By Rob van Alstyne
By Zach McCormick
By Emily Eveland
By Jack Spencer
By Michael Madden
By Reed Fischer
By Emily Weiss
By Emily Weiss
Boom, January 19, 2000
STILL FURTHER NORTHEAST along East Hennepin, that selfsame Wednesday, I visit Boom (401 E. Hennepin Ave.), an even newer club opened just a few doors down from where the Terminal Bar was renovated from a neighborhood dive to a neighborhood dive with decent live bands. Boom feels like a neighborhood bar, too--in this case, one that caters to a gay clientele.
When I arrive, gorgeous, glamorous Shania struts across the seven video screens distributed evenly along the walls. Each evening runs with a particular theme--Sunday, for instance, is show-tunes night. Wednesday is comedy night, and newish George Michael videos flicker throughout the room, intercut with quietly audible classic SNL bits and Tracey Ullman skits. But the crowd doesn't appear to have been zombified by the proliferation of visuals. The several dozen patrons who've braved the weather seem to have a lot to say to one another, in fact. Ranging from postcollegiate to middle-aged, everyone here knows everyone, just like in those bars in lite-beer commercials and Aaron Spelling soaps.
Boom is an elegant box of a venue, with brick walls, tall windows, and a high ceiling of intricately patterned silvery-gray (apparently some kind of preapproved zoning color). At the center of the room is an ellipse of a bar with a smaller, oval board hanging above it. And check this--the metal barstools are ass-contoured.
"You taking notes?" the fellow next to me asks. I am. "Are they good ones?" They are.

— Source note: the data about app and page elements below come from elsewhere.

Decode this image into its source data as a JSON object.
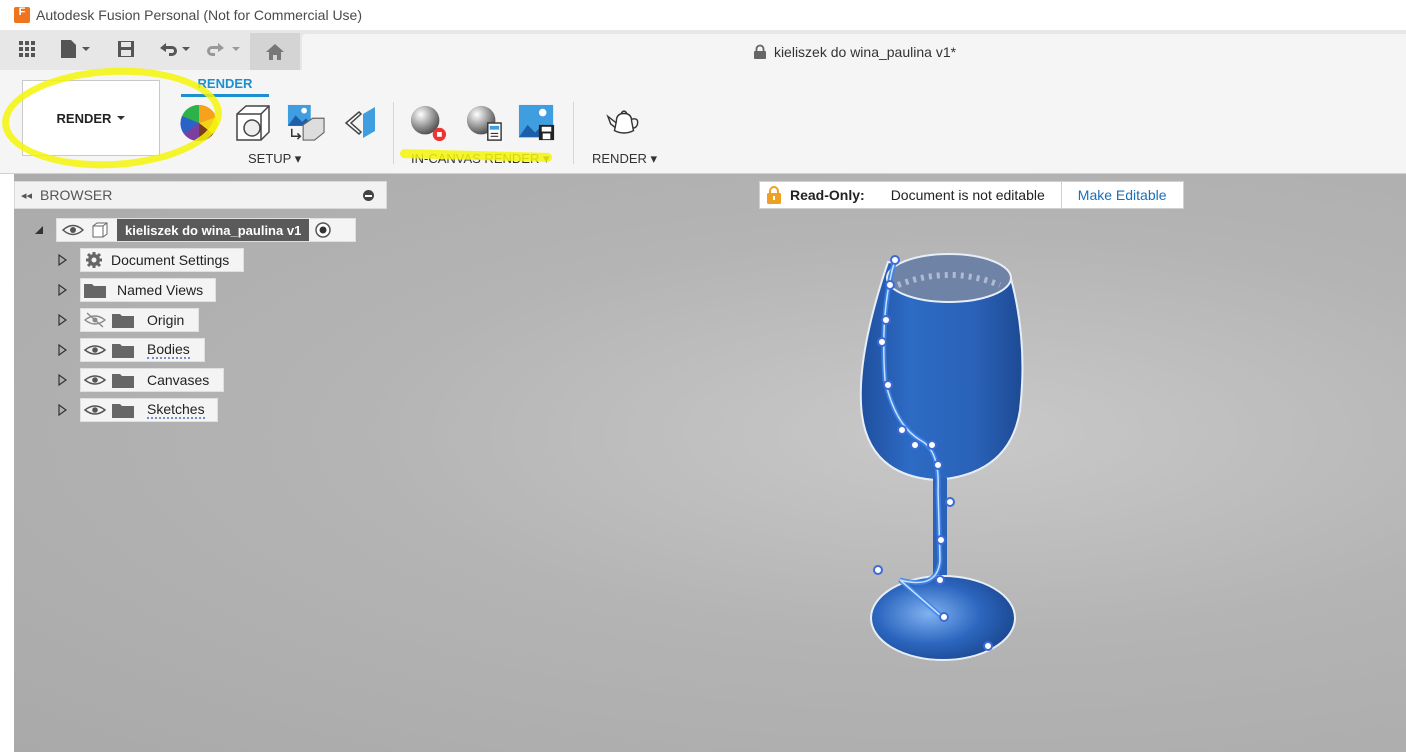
{
  "window": {
    "title": "Autodesk Fusion Personal (Not for Commercial Use)",
    "logo_letter": "F"
  },
  "document": {
    "tab_title": "kieliszek do wina_paulina v1*"
  },
  "ribbon": {
    "workspace_label": "RENDER",
    "active_tab": "RENDER",
    "groups": [
      {
        "label": "SETUP"
      },
      {
        "label": "IN-CANVAS RENDER"
      },
      {
        "label": "RENDER"
      }
    ]
  },
  "browser": {
    "title": "BROWSER",
    "root": "kieliszek do wina_paulina v1",
    "items": [
      {
        "label": "Document Settings"
      },
      {
        "label": "Named Views"
      },
      {
        "label": "Origin"
      },
      {
        "label": "Bodies"
      },
      {
        "label": "Canvases"
      },
      {
        "label": "Sketches"
      }
    ]
  },
  "readonly": {
    "label": "Read-Only:",
    "message": "Document is not editable",
    "action": "Make Editable"
  },
  "colors": {
    "accent": "#1a90d0",
    "highlighter": "#f5f50a",
    "glass": "#2a62b8"
  }
}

Dislodged for the evening from my Uptowncentric world, I have stumbled into something approximating a neighborhood. When's the last time a bouncer said "goodnight" to you on your way out instead of shouting for you to down 'em and depart? Who knows: If someone gathers up enough pluck and capital to open a decent record store thereabouts, I might even relocate.